▶ **Task prompt**
Working through the entries below, find how many lines include "title", then write only that number.

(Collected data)
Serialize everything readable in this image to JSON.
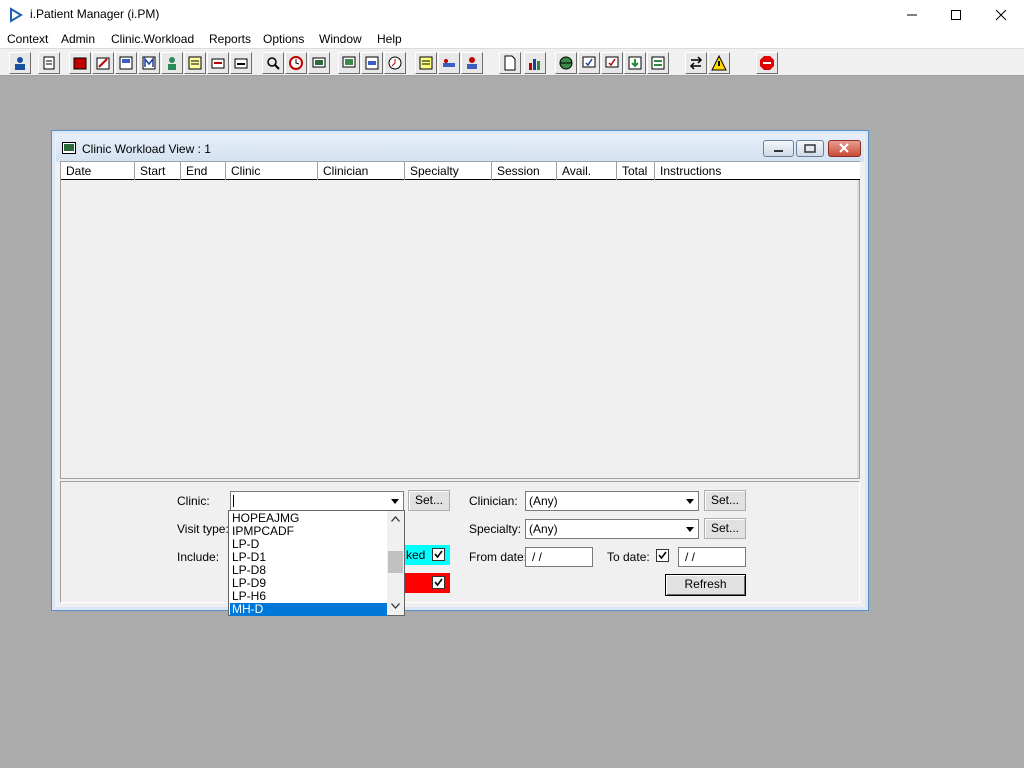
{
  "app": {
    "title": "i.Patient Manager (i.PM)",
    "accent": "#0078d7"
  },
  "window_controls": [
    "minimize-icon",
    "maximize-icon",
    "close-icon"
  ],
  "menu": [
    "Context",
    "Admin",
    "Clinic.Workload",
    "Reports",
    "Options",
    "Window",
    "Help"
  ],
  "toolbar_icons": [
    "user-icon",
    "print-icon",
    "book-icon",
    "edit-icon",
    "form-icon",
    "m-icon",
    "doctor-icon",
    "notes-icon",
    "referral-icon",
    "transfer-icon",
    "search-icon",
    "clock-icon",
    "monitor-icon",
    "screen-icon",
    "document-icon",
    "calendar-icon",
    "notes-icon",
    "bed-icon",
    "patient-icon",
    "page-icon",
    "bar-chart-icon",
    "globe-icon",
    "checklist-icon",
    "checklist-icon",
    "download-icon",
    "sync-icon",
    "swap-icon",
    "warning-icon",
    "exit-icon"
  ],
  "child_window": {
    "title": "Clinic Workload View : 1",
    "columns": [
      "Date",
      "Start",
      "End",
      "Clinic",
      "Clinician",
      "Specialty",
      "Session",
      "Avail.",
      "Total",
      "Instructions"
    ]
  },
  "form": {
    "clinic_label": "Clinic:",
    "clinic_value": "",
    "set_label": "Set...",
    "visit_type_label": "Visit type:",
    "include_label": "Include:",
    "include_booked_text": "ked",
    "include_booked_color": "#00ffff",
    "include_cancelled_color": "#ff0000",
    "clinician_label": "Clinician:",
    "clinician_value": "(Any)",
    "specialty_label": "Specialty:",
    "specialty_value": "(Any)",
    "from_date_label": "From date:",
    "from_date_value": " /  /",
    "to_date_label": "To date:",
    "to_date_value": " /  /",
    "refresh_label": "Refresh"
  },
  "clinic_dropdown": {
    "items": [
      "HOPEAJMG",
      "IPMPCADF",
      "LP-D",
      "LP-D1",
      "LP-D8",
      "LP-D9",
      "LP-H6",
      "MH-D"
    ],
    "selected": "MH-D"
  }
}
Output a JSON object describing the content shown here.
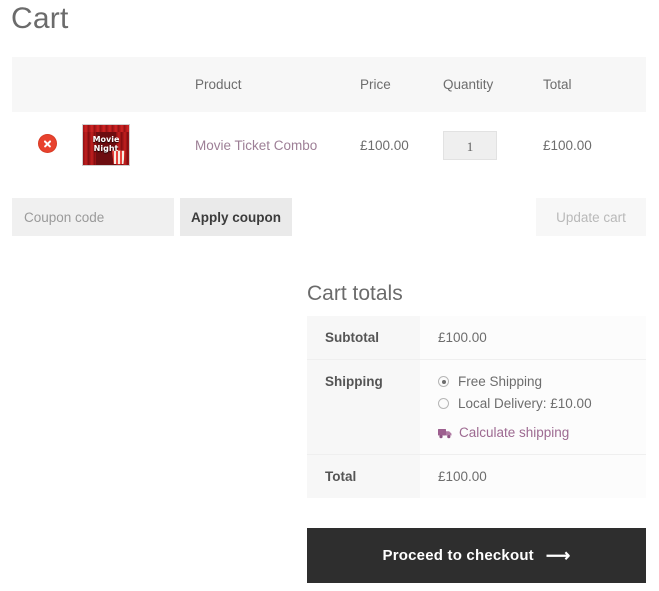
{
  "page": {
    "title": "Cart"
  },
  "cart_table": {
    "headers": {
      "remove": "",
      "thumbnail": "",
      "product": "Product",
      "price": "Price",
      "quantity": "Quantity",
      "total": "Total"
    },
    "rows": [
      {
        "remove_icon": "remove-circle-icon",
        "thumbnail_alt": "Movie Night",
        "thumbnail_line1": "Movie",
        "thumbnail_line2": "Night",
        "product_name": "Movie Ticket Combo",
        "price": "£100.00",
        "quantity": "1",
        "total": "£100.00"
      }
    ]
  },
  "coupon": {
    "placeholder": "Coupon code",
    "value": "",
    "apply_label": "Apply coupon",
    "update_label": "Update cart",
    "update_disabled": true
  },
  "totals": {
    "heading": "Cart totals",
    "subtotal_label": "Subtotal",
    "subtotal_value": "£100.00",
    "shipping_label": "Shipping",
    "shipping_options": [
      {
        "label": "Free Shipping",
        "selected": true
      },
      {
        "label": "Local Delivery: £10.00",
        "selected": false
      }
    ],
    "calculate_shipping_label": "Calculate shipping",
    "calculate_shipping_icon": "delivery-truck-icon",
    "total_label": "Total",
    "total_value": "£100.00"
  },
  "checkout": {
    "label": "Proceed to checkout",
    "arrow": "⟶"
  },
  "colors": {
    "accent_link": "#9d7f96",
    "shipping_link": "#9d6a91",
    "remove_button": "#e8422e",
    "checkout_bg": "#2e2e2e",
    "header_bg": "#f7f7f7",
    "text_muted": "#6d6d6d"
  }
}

▶ **Expected answer**
3